*** Begin section ***

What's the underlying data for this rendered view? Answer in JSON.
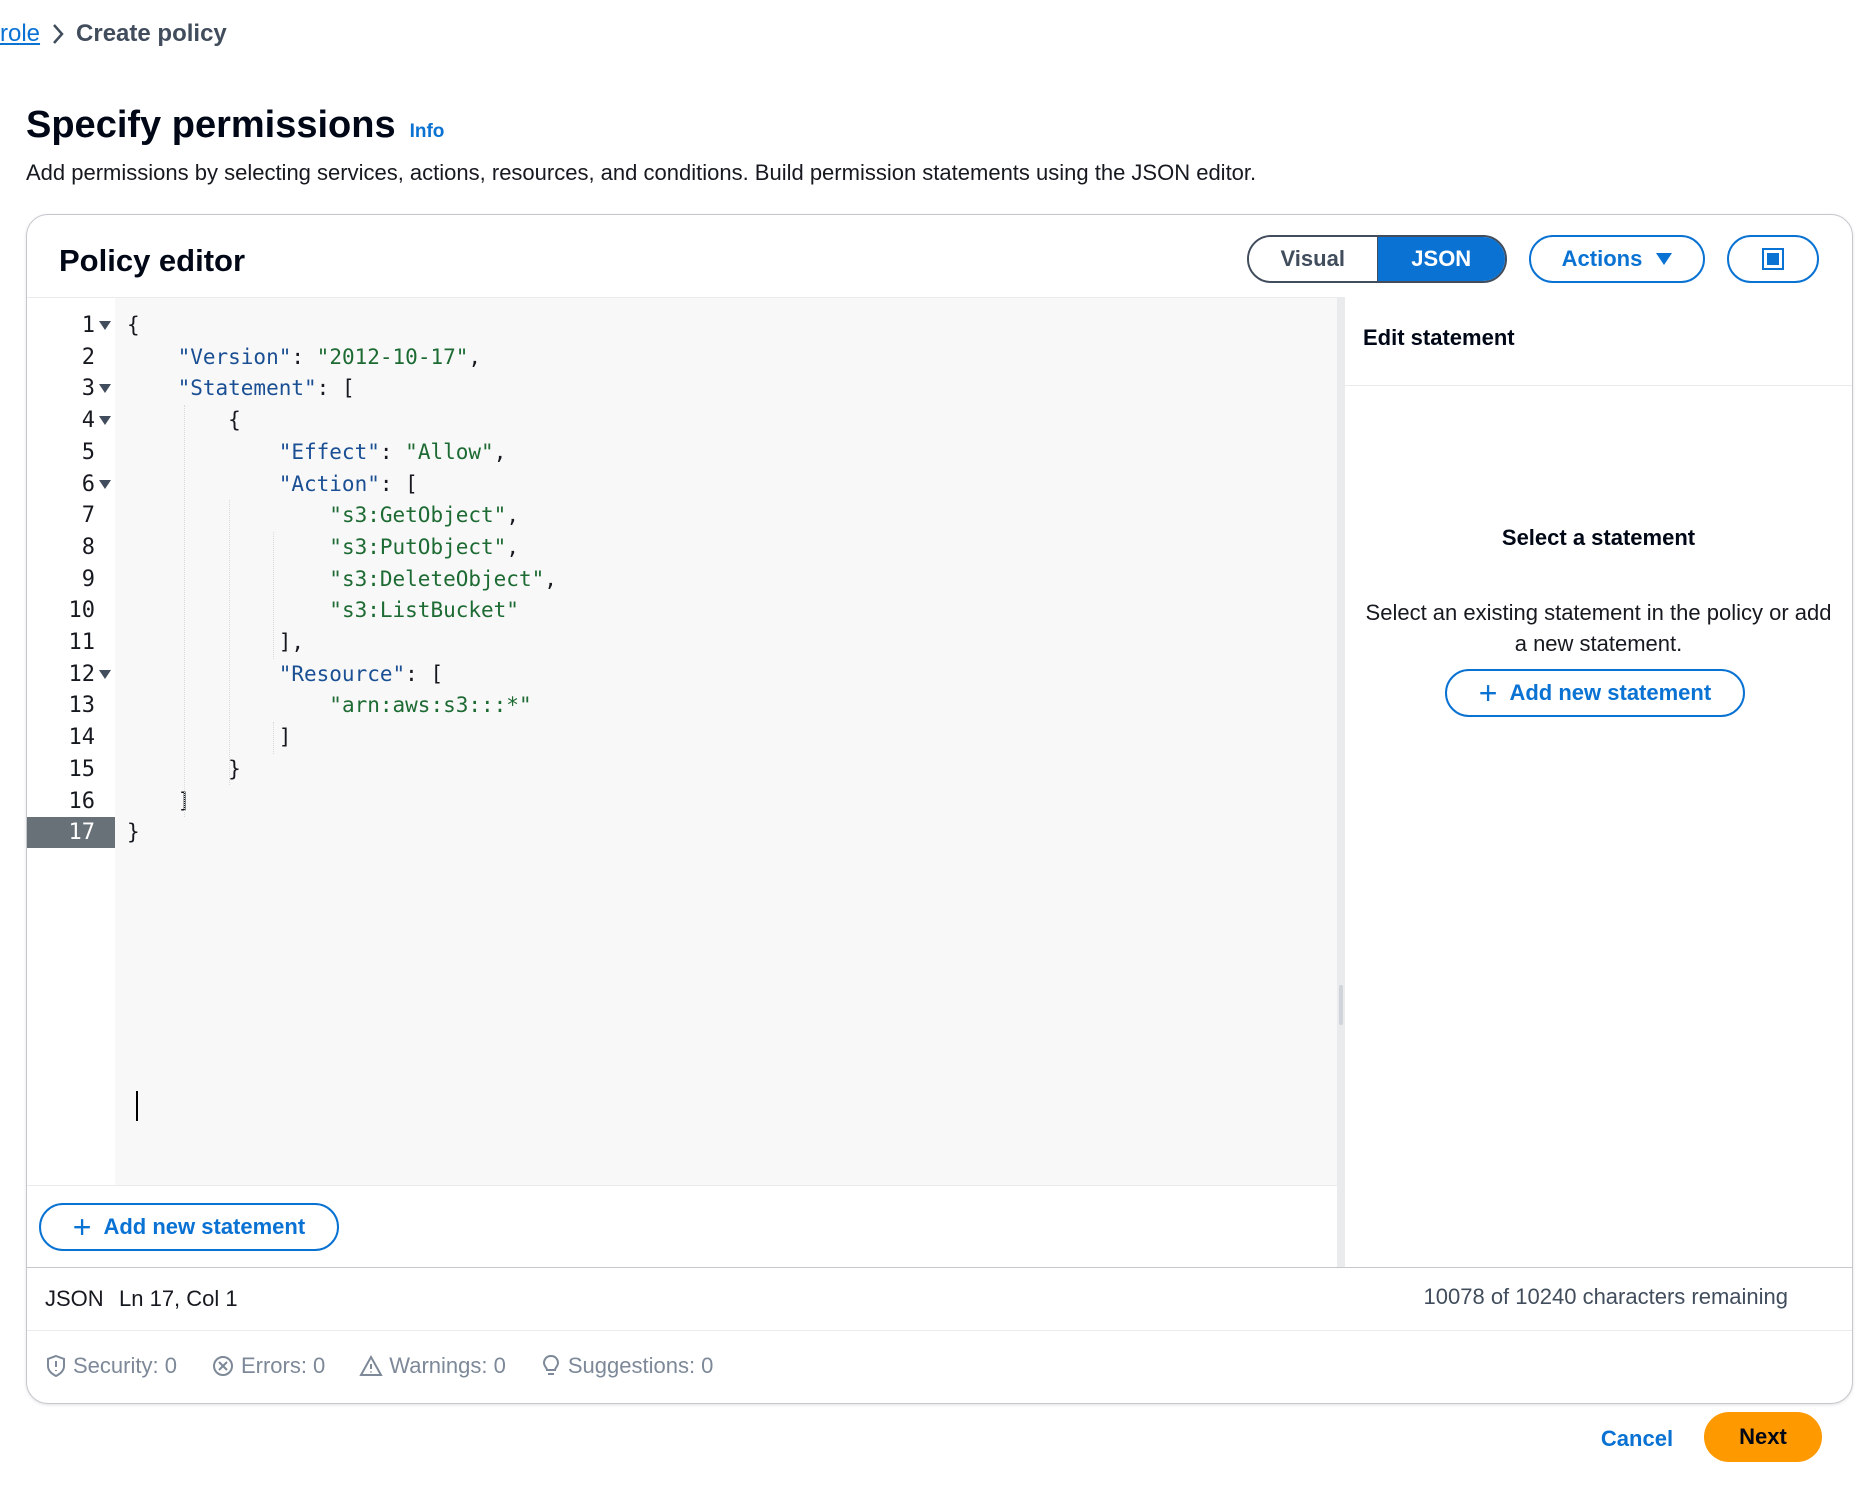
{
  "breadcrumb": {
    "parent": "role",
    "current": "Create policy"
  },
  "page": {
    "title": "Specify permissions",
    "info": "Info",
    "description": "Add permissions by selecting services, actions, resources, and conditions. Build permission statements using the JSON editor."
  },
  "editor": {
    "title": "Policy editor",
    "modes": {
      "visual": "Visual",
      "json": "JSON",
      "selected": "JSON"
    },
    "actions_label": "Actions",
    "add_statement_label": "Add new statement",
    "active_line": 17
  },
  "code_lines": [
    "{",
    "    \"Version\": \"2012-10-17\",",
    "    \"Statement\": [",
    "        {",
    "            \"Effect\": \"Allow\",",
    "            \"Action\": [",
    "                \"s3:GetObject\",",
    "                \"s3:PutObject\",",
    "                \"s3:DeleteObject\",",
    "                \"s3:ListBucket\"",
    "            ],",
    "            \"Resource\": [",
    "                \"arn:aws:s3:::*\"",
    "            ]",
    "        }",
    "    ]",
    "}"
  ],
  "line_numbers": [
    "1",
    "2",
    "3",
    "4",
    "5",
    "6",
    "7",
    "8",
    "9",
    "10",
    "11",
    "12",
    "13",
    "14",
    "15",
    "16",
    "17"
  ],
  "side_panel": {
    "title": "Edit statement",
    "empty_title": "Select a statement",
    "empty_desc": "Select an existing statement in the policy or add a new statement.",
    "add_statement_label": "Add new statement"
  },
  "status": {
    "mode": "JSON",
    "position": "Ln 17, Col 1",
    "chars_remaining": "10078 of 10240 characters remaining"
  },
  "validation": {
    "security": "Security: 0",
    "errors": "Errors: 0",
    "warnings": "Warnings: 0",
    "suggestions": "Suggestions: 0"
  },
  "footer": {
    "cancel": "Cancel",
    "next": "Next"
  },
  "colors": {
    "primary": "#0972d3",
    "next_button": "#ff9900",
    "active_gutter": "#687078"
  }
}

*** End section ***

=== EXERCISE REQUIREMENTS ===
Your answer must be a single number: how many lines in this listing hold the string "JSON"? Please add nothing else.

=== WORKED SOLUTION ===
5